Global Financial Architectures: A Decoupling

posted by Karim Pakravan on January 9, 2024 - 2:28pm

This is the first in a series of articles about global financial developments analyzing the changing Global Financial Architecture in the age of confrontation between the West and the Global South.  In the first article, we present the  presents the background of the emergence of challenges to the Western-dominated Global Financial Architecture.  Other articles will analyze the GFA 2.0 institutions.

COVID and its aftermath have accelerated the deglobalization and decoupling trends that were set off by the global financial crisis of 2008.  Geopolitical rivalries, economic nationalism and the reversal of decades of economic and financial integration have led to the emergence of new global rivals to the Western-centric global financial architecture (aka the Bretton Woods framework , or GFA 1.0) that had reigned supreme since its inception from the ashes of the second World War.

What is the GFA? By GFA, we mean the set of rules and institutions that govern international trade and finance. The Bretton-Woods (GFA 1.0) system was centered around three institutions: the International Monetary Fund (IMF), the World Bank and the General Agreement on Tariffs and Trade (GATT, later becoming the World Trade Organization, WTO). The system was anchored on the US dollar and was the main driver of decades of trade liberalization and economic and financial integration post World War Two.   While efforts were made in the 1990s to give a bigger voice to major emerging markets such as China, Brazil and South Africa, the GFA remained firmly Western-centric. Furthermore, despite challenges from China and rising resentment about the supremacy of the US dollar, the greenback has remained by and large the major international currency.  

Many countries in the Global South (China, India, and Brazil to name a few) have enjoyed a period of unprecedented growth and prosperity as a result of three decades of globalization anchored by the GFA. Nevertheless, challenges to the current GFA were inevitable, given the rise of the economic and financial power of the so-called Global South, led by countries like China, India, Brazil,  Saudi Arabia and South Africa. 

In addition, other forces were at play. First, there was a largely justified resentment of the  increased and widespread use of economic and financial sanctions by the United States and its control over the dollar payments flows.  Second, emerging markets chafed under the conditionality of Western bilateral and multilateral financial assistance.  Third, the 2008 global financial crisis, which called in question the neo-liberal economic model ad led to calls for alternatives to the globalized/neo-liberal economic model.  The so-called “decoupling” accelerated during and in the aftermath of the COVID pandemic, fueled by the US-China rivalry and the broader schism between the Global North and the Global South.

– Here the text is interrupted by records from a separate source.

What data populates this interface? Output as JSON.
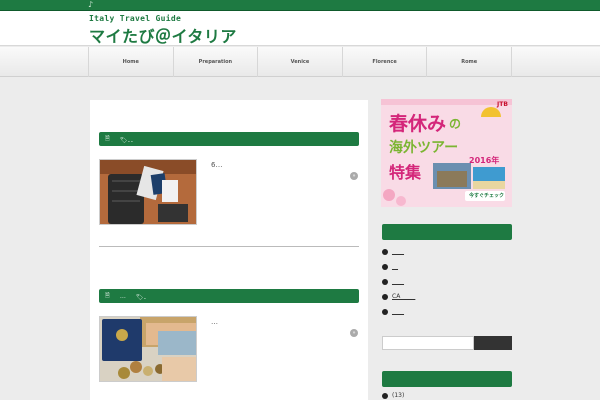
{
  "topbar": {
    "note": "♪"
  },
  "header": {
    "subtitle": "Italy Travel Guide",
    "title": "マイたび＠イタリア"
  },
  "nav": {
    "items": [
      "Home",
      "Preparation",
      "Venice",
      "Florence",
      "Rome"
    ]
  },
  "posts": [
    {
      "icon": "🗎",
      "category": "🏷．．",
      "excerpt": "6…",
      "more": "»"
    },
    {
      "icon": "🗎",
      "category": "🏷．",
      "meta": "…",
      "excerpt": "…",
      "more": "»"
    }
  ],
  "banner": {
    "brand": "JTB",
    "line1": "春休み",
    "line1b": "の",
    "line2": "海外ツアー",
    "year": "2016年",
    "line3": "特集",
    "cta": "今すぐチェック"
  },
  "sidebar": {
    "links": [
      "____",
      "__",
      "____",
      "CA_____",
      "____"
    ],
    "search_placeholder": "",
    "archive": "(13)"
  },
  "colors": {
    "accent": "#1e7a42",
    "background": "#ececec",
    "banner_pink": "#f9d8e4"
  }
}
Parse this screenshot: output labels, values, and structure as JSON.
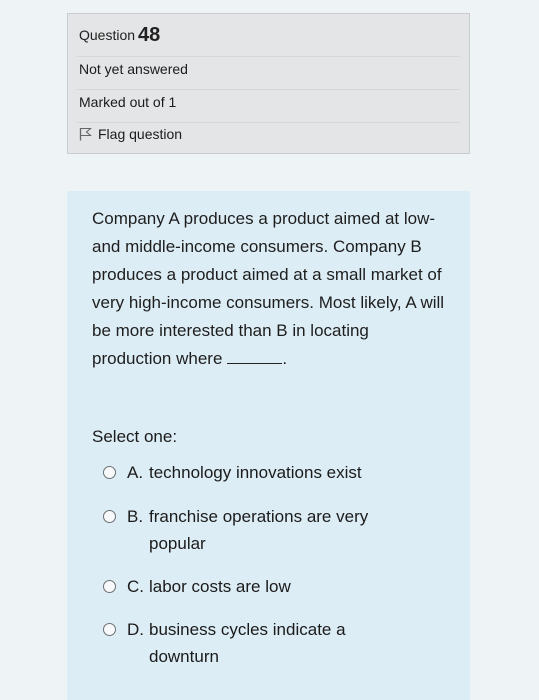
{
  "info": {
    "question_label": "Question",
    "question_number": "48",
    "state": "Not yet answered",
    "grade": "Marked out of 1",
    "flag_label": "Flag question"
  },
  "question": {
    "text": "Company A produces a product aimed at low- and middle-income consumers. Company B produces a product aimed at a small market of very high-income consumers. Most likely, A will be more interested than B in locating production where",
    "text_end": ".",
    "prompt": "Select one:",
    "options": [
      {
        "letter": "A.",
        "text": "technology innovations exist"
      },
      {
        "letter": "B.",
        "text": "franchise operations are very popular"
      },
      {
        "letter": "C.",
        "text": "labor costs are low"
      },
      {
        "letter": "D.",
        "text": "business cycles indicate a downturn"
      }
    ]
  }
}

These developments reflect the deepening chasm between the United States and China, but more broadly the increased disaffection of the so-called Global South from the Global North and the Western-dominated set of rules and institutions, institutions that seem to have failed to respond to the financial needs of the heavily indebted emerging market countries. 

The development of an alternative and rival global financial architecture (GFA 2.0) has naturally evolved around China, the number two global economy and the global superpower, as yet another instrument to challenge the primacy of the United States.  The building blocs of the GFA 2.0 have been a set of bilateral and multilateral financial and economic cooperation institutions set up in the past two decades.  In addition, the GFA 2.0 is feeding on the internationalization of the Chinese yuan (or RMB).  The main elements of the GFA 2.0 are as follows: China’s Belt and Road Initiative (BRI), the BRICS Framework, and the new multilateral development banks.

Yet, the emergence of the GFA 2.0 is in its early stages and its institutions have a yet to evolve into meaningful global players, for two main reasons.  First, many of the players (including China) are deeply integrated in the global economy, in particular with the United States and the European Union (EU),  and are important players in the GFA 1.0.  Second, the new financial institutions are ultimately bound by the same economic and financial constraints, and are far from being the magical instruments to free the Global South from Western domination. Furthermore, the major players represent widely different economic and political systems, with little in common beyond trade and investment. Finally, the commanding role played by China in these new institutions and financial flows can create the justified perception that they serve as instruments for Chinese domination in a bi-polar world.

Where will these trends lead us? In the best case, as mentioned before, GFA 2.0 can go beyond being a vehicle for challenging the  Global North. Cooperation between the two and become a vehicle for facing the major challenges facing the world, including climate change, emerging market financial burdens and financial and monetary policies. In the worst case,  it can exacerbate the North-South divisions and accelerate the global decoupling process.